Nigerian Internet Registration Association (NIRA) says pace of adoption of Internet Protocol Version 6 (IPv6) globally is slow and now wants more action to promote the latest Internet version.
[quote font=”georgia” font_size=”22″ font_style=”italic” align=”left” arrow=”yes”]This was because nearly all the 4.3 billion IPv4 addresses are already assigned globally as against the 340 trillion unique IPv6 addresses, the Nigerian domain name manager says.[/quote]According to the Nigerian domain name registry, Internet Protocol Version 6 (IPv6), the new version of the Internet address protocol, was developed to supplement (and eventually replace) IPv4, the version that underpins today’s Internet.
This was because nearly all the 4.3 billion IPv4 addresses are already assigned globally as against the 340 trillion unique IPv6 addresses, the Nigerian domain name manager says.
“While progress is being made with Internet penetration, the gap in IPv6 readiness between different countries and individual networks is significant. This widening gap could lead to a negative impact on the economic and societal benefits of the Internet. It is important that all stakeholders continue to encourage IPv6 adoption to ensure the long-term growth of the Internet”, NIRA says.
“Much action still needs to be taken by network operators, content providers, software and hardware developers and enterprises among others to implement IPv6 in their products, services and operations.”
Governments need to thoroughly understand the challenges and advantages of IPv6, says NIRA asking them to be responsive to and engage with their Internet community and relevant stakeholders.
“In addition to engaging national industry players, governments should seek to engage their respective regional Internet registry (RIR) to find IPv6 information and resources on IPv6 deployment and to participate in related discussions,” NIRA says.
NIRA also encouraged organisations and forums, such as the Internet Society, global and regional Internet Governance Forums (IGF), and network operators groups to promote the adoption of IPv6, provide learning opportunities about IPv6 for smooth transition from IPv4 to IPv6.

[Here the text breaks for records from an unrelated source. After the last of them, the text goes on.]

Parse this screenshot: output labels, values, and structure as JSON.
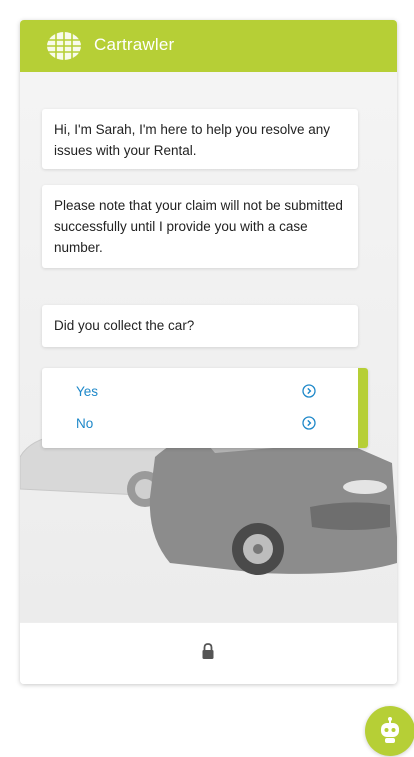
{
  "header": {
    "brand": "Cartrawler",
    "logo_icon": "cartrawler-globe-logo"
  },
  "messages": [
    {
      "text": "Hi, I'm Sarah, I'm here to help you resolve any issues with your Rental."
    },
    {
      "text": "Please note that your claim will not be submitted successfully until I provide you with a case number."
    },
    {
      "text": "Did you collect the car?"
    }
  ],
  "choices": [
    {
      "label": "Yes",
      "icon": "chevron-right-circle-icon"
    },
    {
      "label": "No",
      "icon": "chevron-right-circle-icon"
    }
  ],
  "footer": {
    "icon": "lock-icon"
  },
  "launcher": {
    "icon": "robot-icon"
  },
  "colors": {
    "accent": "#b6cf36",
    "link": "#1e88c9",
    "text": "#222222"
  }
}
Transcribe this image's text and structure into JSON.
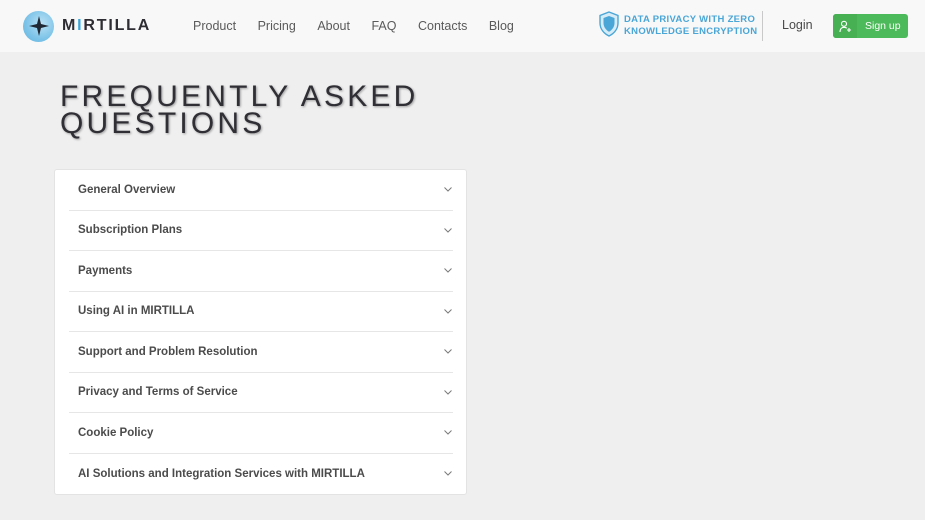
{
  "header": {
    "logo": {
      "text_prefix": "M",
      "text_accent": "I",
      "text_suffix": "RTILLA"
    },
    "nav": [
      {
        "label": "Product"
      },
      {
        "label": "Pricing"
      },
      {
        "label": "About"
      },
      {
        "label": "FAQ"
      },
      {
        "label": "Contacts"
      },
      {
        "label": "Blog"
      }
    ],
    "privacy_line1": "DATA PRIVACY WITH ZERO",
    "privacy_line2": "KNOWLEDGE ENCRYPTION",
    "login_label": "Login",
    "signup_label": "Sign up"
  },
  "page": {
    "title_line1": "FREQUENTLY ASKED",
    "title_line2": "QUESTIONS"
  },
  "faq": {
    "items": [
      {
        "label": "General Overview"
      },
      {
        "label": "Subscription Plans"
      },
      {
        "label": "Payments"
      },
      {
        "label": "Using AI in MIRTILLA"
      },
      {
        "label": "Support and Problem Resolution"
      },
      {
        "label": "Privacy and Terms of Service"
      },
      {
        "label": "Cookie Policy"
      },
      {
        "label": "AI Solutions and Integration Services with MIRTILLA"
      }
    ]
  },
  "icons": {
    "logo": "star-logo-icon",
    "privacy": "shield-icon",
    "signup": "add-user-icon",
    "faq_item": "chevron-down-icon"
  },
  "colors": {
    "accent_blue": "#3aa6db",
    "signup_green": "#4cba5a",
    "background": "#efefef",
    "header_bg": "#f8f8f9"
  }
}
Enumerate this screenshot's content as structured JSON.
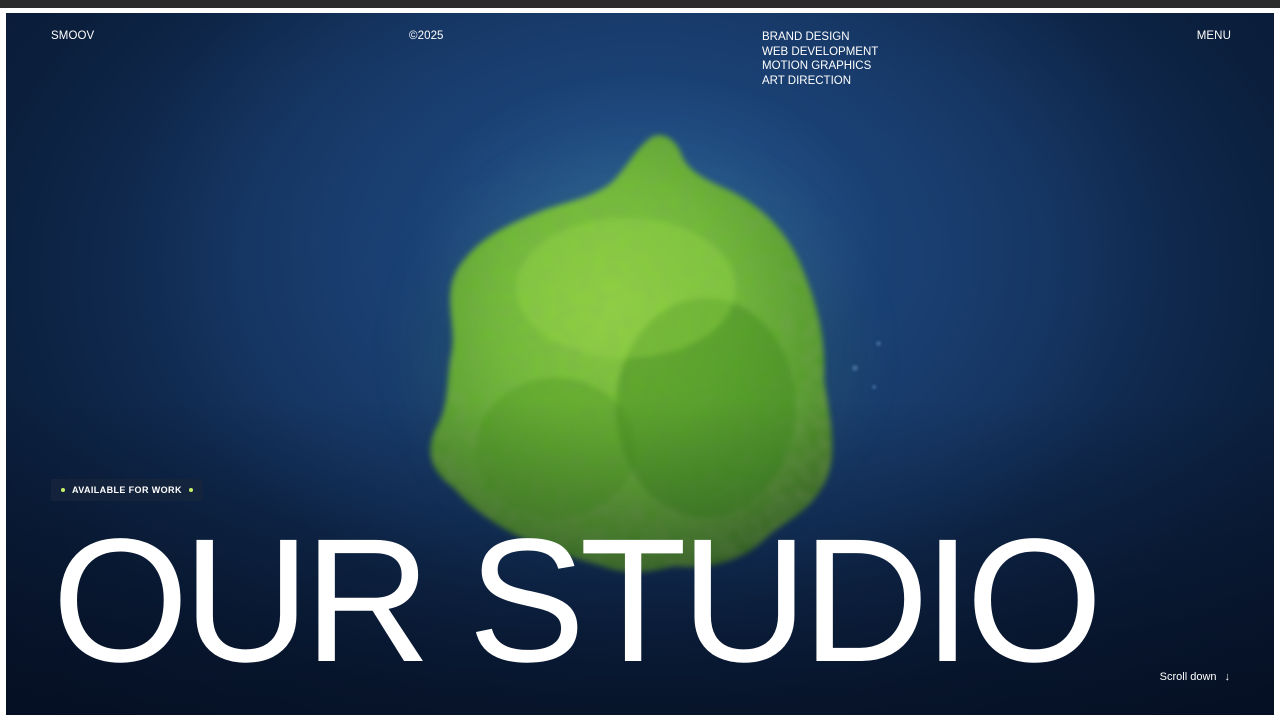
{
  "header": {
    "logo": "SMOOV",
    "copyright": "©2025",
    "services": [
      "BRAND DESIGN",
      "WEB DEVELOPMENT",
      "MOTION GRAPHICS",
      "ART DIRECTION"
    ],
    "menu_label": "MENU"
  },
  "hero": {
    "badge_label": "AVAILABLE FOR WORK",
    "title": "OUR STUDIO",
    "scroll_label": "Scroll down",
    "scroll_icon": "↓"
  },
  "colors": {
    "background": "#13305a",
    "blob": "#6fbf2e",
    "badge_dot": "#c6f06a",
    "text": "#ffffff"
  },
  "icons": {
    "scroll": "arrow-down-icon",
    "badge": "status-dot-icon"
  }
}
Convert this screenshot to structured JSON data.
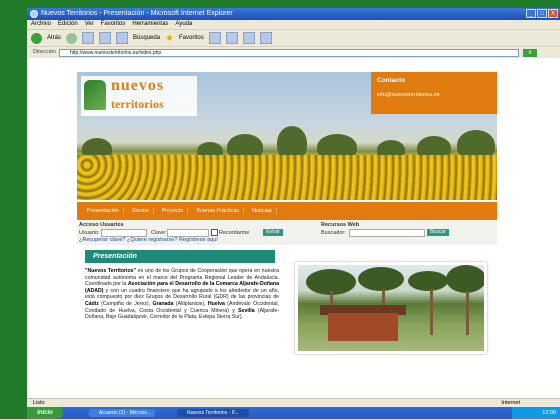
{
  "window": {
    "title": "Nuevos Territorios - Presentación - Microsoft Internet Explorer",
    "buttons": [
      "_",
      "□",
      "X"
    ]
  },
  "menubar": [
    "Archivo",
    "Edición",
    "Ver",
    "Favoritos",
    "Herramientas",
    "Ayuda"
  ],
  "toolbar": {
    "back_label": "Atrás",
    "search_label": "Búsqueda",
    "favorites_label": "Favoritos"
  },
  "addressbar": {
    "label": "Dirección",
    "url": "http://www.nuevosterritorios.es/index.php",
    "go_label": "Ir"
  },
  "site": {
    "logo_line1": "nuevos",
    "logo_line2": "territorios",
    "contact_title": "Contacto",
    "contact_email": "info@nuevosterritorios.es",
    "nav": [
      "Presentación",
      "Socios",
      "Proyecto",
      "Buenas Prácticas",
      "Noticias"
    ],
    "login": {
      "section_label": "Acceso Usuarios",
      "user_label": "Usuario:",
      "password_label": "Clave:",
      "remember_label": "Recordarme",
      "enter_label": "Entrar",
      "links": "¿Recuperar clave?  ¿Quiere registrarse? Regístrese aquí"
    },
    "resources": {
      "section_label": "Recursos Web",
      "search_label": "Buscador:",
      "search_button": "Buscar"
    },
    "presentation": {
      "title": "Presentación",
      "intro_bold": "\"Nuevos Territorios\"",
      "text_1": " es uno de los Grupos de Cooperación que opera en nuestra comunidad autónoma en el marco del Programa Regional Leader de Andalucía. Coordinado por la ",
      "assoc_bold": "Asociación para el Desarrollo de la Comarca Aljarafe-Doñana (ADAD)",
      "text_2": " y con un cuadro financiero que ha agrupado a los alrededor de un año, está compuesto por diez Grupos de Desarrollo Rural (GDR) de las provincias de ",
      "cadiz_bold": "Cádiz",
      "text_3": " (Campiña de Jerez), ",
      "granada_bold": "Granada",
      "text_4": " (Altiplanicie), ",
      "huelva_bold": "Huelva",
      "text_5": " (Andévalo Occidental, Condado de Huelva, Costa Occidental y Cuenca Minera) y ",
      "sevilla_bold": "Sevilla",
      "text_6": " (Aljarafe-Doñana, Bajo Guadalquivir, Corredor de la Plata, Estepa Sierra Sur)."
    }
  },
  "statusbar": {
    "left": "Listo",
    "right": "Internet"
  },
  "taskbar": {
    "start_label": "Inicio",
    "tasks": [
      "Acuerdo (2) - Microso...",
      "Nuevos Territorios - P..."
    ],
    "clock": "12:00"
  }
}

Every computer, mobile phone and device connected on the Internet needs an IP Address in order to communicate with other devices says the Nigerian domain name manager which reckons that the Internet community is coming to terms with the fact that IPv4 can no longer serve it effectively, considering the rapid growth of Internet users in the world.
“There is no doubt that the adoption and impact of IPv6 will greatly enhance the availability of domain names. IPv6 is designed to co-exist with IPv4 and support Internet services and applications,” the body says.
The adoption of IPv6 according to NIRA has been spurred by the deployment of a number of technologies. Current versions of major computer operating systems, including those on mobile devices, have inbuilt support for IPv6. Recent network equipment, such as switches, routers and modems include support for IPv6.
NIRA acknowledges that regional registries such as AFRINIC have shifted their major focus to IPv6 by taking up the awareness, publicity and training of IPv6 as a major challenge to help organisations with the transition and adoption of numbering system.
NIRA, the .ng domain name custodian says it recently in conjunction with Association of Telecommunication Companies of Nigeria (ATCON) and University of Ibadan, hosted an AFRINIC INRM and IPv6 training in Lagos as part of its contribution to encourage the IPv6 adoption and implementation.
NIRA says it is also aware that companies have also taken the adoption of IPv6 as a major requirement by making sure all new hardware are now dual stack, that is IPv4 and IPv6 compliant.
However, it says that despite the availability of IPv6 addresses, awareness, publicity and training on the IPv6 adoption being carried out by several organisations worldwide, the adoption is still low.